Acacia Stenophylla,  also known as Eumong,  River Cooba, Wattle.
A tree planting story by Malcolm Thompson, Landcare Co-Ordinator at
Swan Hill, on a site known as Chillingollah rd Woorinen.
On the 18th of Nov 1999 I was involved with planting 600 native trees on the Chillingollah Rd reserve at Woorinen. The planting involved local volunteers, a Trust for Nature group and David Ellemor from the Mid Murray Landcare network group. The seedlings were purchased from Haws Venns Creek Nursery in Boort, and were of an excellent quality.
The soil type at this site,  is of a lesser quality with some serious salinity issues visibly present.
Some local people expressed concern to me, that this high profile site was far “Too Salty for tree planting.”   They were concerned that the community would see a roadside tree planting failure as a bad image for “Landcare”.
The soil had been deep ripped on the 15th of October 1999 and some sub soil moisture was present at planting, although not as much as I would have liked.

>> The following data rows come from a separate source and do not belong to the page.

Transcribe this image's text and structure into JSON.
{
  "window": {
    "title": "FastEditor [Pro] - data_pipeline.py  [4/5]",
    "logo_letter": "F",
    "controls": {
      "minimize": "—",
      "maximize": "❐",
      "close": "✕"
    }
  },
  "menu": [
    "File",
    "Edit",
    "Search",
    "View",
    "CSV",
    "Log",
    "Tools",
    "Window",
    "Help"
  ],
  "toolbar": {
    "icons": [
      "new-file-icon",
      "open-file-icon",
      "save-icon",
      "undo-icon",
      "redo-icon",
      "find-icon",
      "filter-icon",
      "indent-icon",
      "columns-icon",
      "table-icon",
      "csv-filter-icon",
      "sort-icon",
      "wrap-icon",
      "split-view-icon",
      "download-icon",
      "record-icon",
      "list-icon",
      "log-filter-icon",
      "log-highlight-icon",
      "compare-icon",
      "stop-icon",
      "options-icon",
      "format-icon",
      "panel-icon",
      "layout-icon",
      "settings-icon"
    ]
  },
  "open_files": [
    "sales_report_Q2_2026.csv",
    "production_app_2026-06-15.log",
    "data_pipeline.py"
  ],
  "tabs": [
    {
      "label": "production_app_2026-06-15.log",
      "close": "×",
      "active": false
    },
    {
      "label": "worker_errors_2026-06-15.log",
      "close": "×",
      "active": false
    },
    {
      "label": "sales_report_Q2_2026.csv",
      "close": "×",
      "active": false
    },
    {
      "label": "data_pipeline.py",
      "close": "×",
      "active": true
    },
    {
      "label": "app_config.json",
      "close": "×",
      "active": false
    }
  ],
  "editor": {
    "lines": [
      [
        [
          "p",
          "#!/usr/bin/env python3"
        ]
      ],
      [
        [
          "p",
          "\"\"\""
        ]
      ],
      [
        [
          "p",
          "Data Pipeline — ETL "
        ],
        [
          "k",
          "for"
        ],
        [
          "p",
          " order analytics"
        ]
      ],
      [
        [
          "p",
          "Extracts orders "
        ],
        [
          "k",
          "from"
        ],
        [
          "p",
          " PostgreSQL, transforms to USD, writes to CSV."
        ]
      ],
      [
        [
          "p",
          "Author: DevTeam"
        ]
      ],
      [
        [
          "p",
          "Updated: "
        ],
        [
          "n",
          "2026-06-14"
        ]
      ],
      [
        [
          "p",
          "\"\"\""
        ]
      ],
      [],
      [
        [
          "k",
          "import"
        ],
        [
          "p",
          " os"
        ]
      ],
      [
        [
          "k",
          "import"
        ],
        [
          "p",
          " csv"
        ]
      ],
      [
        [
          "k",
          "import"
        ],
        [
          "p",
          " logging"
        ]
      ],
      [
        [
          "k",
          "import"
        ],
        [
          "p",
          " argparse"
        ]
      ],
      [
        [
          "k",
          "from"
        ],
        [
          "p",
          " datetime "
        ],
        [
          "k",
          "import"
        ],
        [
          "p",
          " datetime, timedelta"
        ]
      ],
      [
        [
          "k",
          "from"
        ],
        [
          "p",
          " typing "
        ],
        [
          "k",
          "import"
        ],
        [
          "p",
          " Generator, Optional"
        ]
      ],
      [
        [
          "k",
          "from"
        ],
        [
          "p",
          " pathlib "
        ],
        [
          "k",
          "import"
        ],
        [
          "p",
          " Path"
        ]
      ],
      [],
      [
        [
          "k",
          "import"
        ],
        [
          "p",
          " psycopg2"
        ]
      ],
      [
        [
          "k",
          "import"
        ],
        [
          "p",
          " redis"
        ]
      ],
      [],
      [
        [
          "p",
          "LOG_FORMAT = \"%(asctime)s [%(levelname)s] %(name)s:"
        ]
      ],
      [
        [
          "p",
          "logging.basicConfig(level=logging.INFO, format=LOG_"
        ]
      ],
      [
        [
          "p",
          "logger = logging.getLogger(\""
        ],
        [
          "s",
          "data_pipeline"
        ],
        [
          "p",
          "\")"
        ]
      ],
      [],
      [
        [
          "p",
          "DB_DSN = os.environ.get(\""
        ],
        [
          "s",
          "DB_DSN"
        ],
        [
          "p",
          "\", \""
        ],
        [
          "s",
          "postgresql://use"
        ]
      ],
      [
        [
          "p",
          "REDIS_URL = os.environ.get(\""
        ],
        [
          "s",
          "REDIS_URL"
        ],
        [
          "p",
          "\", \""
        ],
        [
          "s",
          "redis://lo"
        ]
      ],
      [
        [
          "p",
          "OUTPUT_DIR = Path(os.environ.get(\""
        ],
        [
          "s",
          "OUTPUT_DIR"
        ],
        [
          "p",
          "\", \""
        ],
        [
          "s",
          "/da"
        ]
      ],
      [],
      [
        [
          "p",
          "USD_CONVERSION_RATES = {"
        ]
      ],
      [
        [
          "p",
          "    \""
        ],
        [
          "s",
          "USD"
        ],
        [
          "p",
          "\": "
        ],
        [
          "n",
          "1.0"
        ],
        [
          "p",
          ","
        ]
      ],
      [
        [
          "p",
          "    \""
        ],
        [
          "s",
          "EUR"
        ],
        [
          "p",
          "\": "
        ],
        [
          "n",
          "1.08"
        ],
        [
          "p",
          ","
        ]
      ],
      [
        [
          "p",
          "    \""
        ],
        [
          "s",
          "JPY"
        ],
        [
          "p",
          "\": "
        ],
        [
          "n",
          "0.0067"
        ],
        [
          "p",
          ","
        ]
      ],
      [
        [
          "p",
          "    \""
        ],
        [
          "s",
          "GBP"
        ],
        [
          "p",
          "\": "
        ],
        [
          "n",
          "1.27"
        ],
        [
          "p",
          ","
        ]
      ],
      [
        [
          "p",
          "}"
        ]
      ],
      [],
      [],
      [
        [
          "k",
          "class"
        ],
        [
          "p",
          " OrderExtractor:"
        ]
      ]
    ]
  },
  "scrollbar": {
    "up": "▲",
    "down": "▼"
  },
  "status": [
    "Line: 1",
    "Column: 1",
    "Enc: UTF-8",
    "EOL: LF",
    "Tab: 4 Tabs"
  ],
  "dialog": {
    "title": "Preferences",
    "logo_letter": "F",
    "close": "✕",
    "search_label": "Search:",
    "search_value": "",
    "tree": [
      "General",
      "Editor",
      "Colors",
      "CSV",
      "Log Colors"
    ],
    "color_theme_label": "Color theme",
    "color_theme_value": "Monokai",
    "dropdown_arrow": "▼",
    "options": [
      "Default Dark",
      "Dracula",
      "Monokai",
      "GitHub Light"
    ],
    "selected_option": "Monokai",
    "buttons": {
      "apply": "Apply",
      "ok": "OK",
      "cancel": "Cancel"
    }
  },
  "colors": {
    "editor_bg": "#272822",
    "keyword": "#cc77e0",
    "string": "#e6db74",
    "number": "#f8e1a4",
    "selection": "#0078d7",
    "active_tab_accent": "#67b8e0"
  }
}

Paul & Bradley Haws mechanical planter was used to plant the Hiko style seedlings with milk cartons placed around the trees for protection. The seedlings were watered in initially and a follow up watering occurred one week later. Some additional watering did occur after this date by local volunteers.
The species that were planted here were Mallee Eucalypts, Melaleuca Lanceolata (moonah ) & Mel. Halmatorum( salt paperbark ), Old man salt bush, Euc Largiflorens (black box ) and Acacia stenophylla ( Eumong ).
For 8 years I have watched the progress of the trees at this very tough tree planting site.
Within the site some losses have occurred due to both dry conditions and also salinity. I have not counted the exact numbers lost, but the trees that have survived are growing quite well.
The purpose of this story is not to dwell on the losses, but to highlight the species that has performed the best at this saline site. It is a wattle known as Acacia stenophylla.
As you can see from my photo, they have grown very well and it is no surprise that Stenophylla is becoming very popular in revegetation projects.
Stenophylla is recorded as one of the most salt tolerant plants native to Australia. It performs best on heavier loam soils, and indeed natural stands grow alongside River Red Gums throughout the Murray River floodplain environs.
The tree has a small soft cream coloured flower and the seeds are encased in a hard pod.
This hard pod makes it quite difficult to extract the seed. The seed is highly sort after for both direct seeding and by Nurseries for plant propagation.
The leaves are long and narrow, and are known as phyllodes.
The trees when young, are generally tall and thin but after time develop into a very large, long lived tree, sometimes resembling a Euc largiflorens  ( Black Box ) 
In summarising this story, both failure and success has occurred at the one site.
Failure in that yes there has been some tree losses at this site. We have learnt a valuable lesson in plant selection. In the years ahead, I anticipate the trees that remain shall continue to grow well, with birds, animals and insects returning and the saline land may successfully be repaired.
I strongly suggest anyone contemplating a saline revegetation site to definitely give A.stenophylla a try.
by Malcolm Thompson.